◆ What the exercise asks ◆
Go through the data below and copy each line that includes "objects".

◆ Data for analysis ◆
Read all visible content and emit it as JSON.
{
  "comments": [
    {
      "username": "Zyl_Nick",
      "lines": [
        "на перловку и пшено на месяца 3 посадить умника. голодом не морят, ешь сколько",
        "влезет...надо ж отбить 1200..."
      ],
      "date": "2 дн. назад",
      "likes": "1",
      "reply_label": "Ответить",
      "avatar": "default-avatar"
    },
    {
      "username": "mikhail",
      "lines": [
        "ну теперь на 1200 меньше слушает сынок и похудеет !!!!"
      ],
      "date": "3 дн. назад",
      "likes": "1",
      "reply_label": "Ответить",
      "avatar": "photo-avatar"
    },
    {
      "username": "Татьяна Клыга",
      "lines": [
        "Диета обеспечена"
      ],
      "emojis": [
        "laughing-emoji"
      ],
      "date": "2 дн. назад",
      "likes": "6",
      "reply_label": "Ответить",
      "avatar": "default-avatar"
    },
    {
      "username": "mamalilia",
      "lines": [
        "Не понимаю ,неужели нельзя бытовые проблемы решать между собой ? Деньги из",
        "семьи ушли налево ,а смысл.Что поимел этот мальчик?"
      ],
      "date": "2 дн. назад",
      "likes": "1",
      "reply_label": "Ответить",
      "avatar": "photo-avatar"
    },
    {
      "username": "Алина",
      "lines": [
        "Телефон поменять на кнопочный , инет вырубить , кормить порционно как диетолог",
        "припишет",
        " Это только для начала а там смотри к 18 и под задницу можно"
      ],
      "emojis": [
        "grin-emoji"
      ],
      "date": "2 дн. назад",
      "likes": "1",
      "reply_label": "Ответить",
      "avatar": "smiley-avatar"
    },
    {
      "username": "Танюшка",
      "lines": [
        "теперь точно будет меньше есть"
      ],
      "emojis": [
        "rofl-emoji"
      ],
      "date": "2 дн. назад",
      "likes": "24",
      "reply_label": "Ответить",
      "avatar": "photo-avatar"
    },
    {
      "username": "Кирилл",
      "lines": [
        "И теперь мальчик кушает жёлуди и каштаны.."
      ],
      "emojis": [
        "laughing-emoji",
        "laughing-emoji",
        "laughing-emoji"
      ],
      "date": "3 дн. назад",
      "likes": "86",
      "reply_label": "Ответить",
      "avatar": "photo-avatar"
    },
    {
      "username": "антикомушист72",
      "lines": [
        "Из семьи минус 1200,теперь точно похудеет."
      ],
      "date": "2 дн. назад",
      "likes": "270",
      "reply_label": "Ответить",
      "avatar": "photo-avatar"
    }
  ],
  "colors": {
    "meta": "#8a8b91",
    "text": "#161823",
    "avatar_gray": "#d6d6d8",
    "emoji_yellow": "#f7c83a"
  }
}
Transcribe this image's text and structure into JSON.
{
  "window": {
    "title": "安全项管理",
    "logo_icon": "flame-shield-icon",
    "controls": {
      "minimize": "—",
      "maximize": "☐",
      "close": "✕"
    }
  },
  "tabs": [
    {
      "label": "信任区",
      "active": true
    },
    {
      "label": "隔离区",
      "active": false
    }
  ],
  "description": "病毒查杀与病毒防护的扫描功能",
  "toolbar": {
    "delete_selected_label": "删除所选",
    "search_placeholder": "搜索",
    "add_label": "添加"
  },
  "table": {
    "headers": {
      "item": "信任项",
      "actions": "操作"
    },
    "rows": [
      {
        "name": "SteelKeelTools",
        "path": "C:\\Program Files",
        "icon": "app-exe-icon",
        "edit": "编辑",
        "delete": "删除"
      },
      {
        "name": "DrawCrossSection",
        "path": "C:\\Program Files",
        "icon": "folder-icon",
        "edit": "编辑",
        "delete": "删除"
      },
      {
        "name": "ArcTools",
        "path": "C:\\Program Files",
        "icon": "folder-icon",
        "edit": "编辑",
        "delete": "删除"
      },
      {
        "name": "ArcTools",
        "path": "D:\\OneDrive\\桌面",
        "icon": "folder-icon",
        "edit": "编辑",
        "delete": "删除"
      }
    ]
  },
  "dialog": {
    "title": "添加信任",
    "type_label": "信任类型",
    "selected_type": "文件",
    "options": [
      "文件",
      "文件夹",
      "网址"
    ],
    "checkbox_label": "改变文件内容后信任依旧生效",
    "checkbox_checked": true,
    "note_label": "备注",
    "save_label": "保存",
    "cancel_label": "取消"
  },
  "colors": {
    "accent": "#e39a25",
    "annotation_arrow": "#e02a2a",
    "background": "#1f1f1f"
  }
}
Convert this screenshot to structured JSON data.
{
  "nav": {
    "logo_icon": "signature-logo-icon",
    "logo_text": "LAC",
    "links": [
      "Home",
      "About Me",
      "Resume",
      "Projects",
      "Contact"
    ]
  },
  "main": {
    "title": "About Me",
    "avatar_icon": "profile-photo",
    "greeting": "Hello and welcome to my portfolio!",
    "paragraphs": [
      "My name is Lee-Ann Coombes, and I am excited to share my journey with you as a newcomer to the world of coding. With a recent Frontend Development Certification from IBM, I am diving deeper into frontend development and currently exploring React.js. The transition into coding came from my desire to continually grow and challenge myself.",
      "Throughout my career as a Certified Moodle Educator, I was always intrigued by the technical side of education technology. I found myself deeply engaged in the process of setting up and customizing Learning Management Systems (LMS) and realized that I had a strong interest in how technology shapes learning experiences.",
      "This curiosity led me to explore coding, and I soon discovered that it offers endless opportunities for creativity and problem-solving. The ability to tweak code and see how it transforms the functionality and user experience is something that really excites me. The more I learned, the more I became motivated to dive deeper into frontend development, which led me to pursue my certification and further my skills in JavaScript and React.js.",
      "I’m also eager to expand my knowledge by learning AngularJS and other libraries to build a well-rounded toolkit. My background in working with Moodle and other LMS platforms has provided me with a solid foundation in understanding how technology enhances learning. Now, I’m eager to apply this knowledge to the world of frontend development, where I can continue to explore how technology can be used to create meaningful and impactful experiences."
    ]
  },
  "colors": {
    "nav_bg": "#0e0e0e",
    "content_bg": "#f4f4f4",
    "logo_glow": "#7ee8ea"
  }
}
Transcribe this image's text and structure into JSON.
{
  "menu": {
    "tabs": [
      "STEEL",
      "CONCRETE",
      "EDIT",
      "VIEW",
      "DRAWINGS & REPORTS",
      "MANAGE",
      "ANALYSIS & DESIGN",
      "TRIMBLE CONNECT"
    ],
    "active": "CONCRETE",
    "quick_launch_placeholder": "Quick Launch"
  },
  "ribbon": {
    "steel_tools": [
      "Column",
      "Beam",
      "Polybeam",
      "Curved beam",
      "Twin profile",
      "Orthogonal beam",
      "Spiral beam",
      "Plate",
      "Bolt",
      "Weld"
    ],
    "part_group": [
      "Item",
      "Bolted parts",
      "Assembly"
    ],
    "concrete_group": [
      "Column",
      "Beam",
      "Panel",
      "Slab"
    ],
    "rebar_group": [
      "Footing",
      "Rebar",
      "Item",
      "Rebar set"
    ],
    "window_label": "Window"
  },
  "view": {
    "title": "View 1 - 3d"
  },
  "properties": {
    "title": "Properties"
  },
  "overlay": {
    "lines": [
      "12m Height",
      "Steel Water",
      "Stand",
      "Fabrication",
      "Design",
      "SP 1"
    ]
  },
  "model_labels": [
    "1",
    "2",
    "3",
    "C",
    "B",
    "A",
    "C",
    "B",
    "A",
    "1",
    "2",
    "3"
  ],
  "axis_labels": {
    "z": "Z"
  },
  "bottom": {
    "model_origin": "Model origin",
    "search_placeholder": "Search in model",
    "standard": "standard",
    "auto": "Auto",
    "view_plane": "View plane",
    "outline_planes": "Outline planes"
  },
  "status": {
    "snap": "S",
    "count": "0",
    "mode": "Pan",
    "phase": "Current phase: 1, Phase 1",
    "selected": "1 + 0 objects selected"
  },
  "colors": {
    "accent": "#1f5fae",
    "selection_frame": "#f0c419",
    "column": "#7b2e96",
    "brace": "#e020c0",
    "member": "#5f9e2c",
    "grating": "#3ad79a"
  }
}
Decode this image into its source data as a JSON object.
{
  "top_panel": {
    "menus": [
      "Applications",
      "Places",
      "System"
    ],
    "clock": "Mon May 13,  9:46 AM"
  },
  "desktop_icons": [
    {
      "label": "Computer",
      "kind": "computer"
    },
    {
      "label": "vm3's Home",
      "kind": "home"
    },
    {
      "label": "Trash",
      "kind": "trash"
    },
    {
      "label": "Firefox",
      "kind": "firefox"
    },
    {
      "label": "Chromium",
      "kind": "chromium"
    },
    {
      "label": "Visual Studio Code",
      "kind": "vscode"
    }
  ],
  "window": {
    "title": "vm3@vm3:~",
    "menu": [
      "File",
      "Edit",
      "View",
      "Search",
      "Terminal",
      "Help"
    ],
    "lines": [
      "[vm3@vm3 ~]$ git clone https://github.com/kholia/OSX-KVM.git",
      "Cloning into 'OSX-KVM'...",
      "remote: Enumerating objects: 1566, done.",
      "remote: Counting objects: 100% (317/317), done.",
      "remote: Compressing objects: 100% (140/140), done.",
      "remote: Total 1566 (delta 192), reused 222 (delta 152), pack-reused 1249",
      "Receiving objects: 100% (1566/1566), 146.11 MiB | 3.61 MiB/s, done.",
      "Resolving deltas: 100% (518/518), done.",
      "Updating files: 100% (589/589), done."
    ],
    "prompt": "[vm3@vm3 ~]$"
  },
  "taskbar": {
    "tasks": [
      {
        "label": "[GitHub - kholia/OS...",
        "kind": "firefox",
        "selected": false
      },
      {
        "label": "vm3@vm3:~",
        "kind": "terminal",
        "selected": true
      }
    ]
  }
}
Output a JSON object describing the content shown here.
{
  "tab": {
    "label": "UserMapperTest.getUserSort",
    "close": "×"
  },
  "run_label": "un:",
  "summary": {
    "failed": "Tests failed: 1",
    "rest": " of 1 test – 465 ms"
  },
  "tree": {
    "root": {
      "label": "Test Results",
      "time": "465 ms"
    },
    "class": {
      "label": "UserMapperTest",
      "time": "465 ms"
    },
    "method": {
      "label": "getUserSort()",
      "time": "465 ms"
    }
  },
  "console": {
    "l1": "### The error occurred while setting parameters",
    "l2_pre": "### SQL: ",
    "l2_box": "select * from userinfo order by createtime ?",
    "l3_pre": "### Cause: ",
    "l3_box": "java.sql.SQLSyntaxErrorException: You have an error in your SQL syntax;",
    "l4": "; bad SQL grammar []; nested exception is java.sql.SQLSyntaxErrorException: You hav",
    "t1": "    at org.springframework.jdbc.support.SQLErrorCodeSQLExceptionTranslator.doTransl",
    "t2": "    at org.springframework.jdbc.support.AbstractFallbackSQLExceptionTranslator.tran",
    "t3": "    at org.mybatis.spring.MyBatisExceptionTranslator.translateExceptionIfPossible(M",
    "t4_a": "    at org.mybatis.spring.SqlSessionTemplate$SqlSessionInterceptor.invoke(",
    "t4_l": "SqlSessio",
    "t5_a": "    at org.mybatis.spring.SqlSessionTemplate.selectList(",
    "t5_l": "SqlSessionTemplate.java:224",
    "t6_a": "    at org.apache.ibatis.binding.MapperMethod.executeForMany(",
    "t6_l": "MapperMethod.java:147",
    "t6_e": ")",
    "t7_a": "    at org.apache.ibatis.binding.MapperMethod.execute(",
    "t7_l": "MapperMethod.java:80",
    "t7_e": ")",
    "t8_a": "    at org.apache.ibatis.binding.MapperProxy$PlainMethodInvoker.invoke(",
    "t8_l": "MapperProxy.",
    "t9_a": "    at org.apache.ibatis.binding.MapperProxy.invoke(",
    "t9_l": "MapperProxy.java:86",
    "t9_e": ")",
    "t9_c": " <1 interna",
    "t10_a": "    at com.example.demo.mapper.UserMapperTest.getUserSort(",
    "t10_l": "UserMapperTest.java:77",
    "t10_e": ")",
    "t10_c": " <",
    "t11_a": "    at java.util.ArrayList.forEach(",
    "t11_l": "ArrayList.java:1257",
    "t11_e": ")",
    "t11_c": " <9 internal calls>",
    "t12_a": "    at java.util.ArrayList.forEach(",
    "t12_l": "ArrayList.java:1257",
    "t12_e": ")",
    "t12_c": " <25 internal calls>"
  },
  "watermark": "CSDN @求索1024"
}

◆ Answer space ◆
    "selected": "1 + 0 objects selected"
      "remote: Enumerating objects: 1566, done.",
      "remote: Counting objects: 100% (317/317), done.",
      "remote: Compressing objects: 100% (140/140), done.",
      "Receiving objects: 100% (1566/1566), 146.11 MiB | 3.61 MiB/s, done.",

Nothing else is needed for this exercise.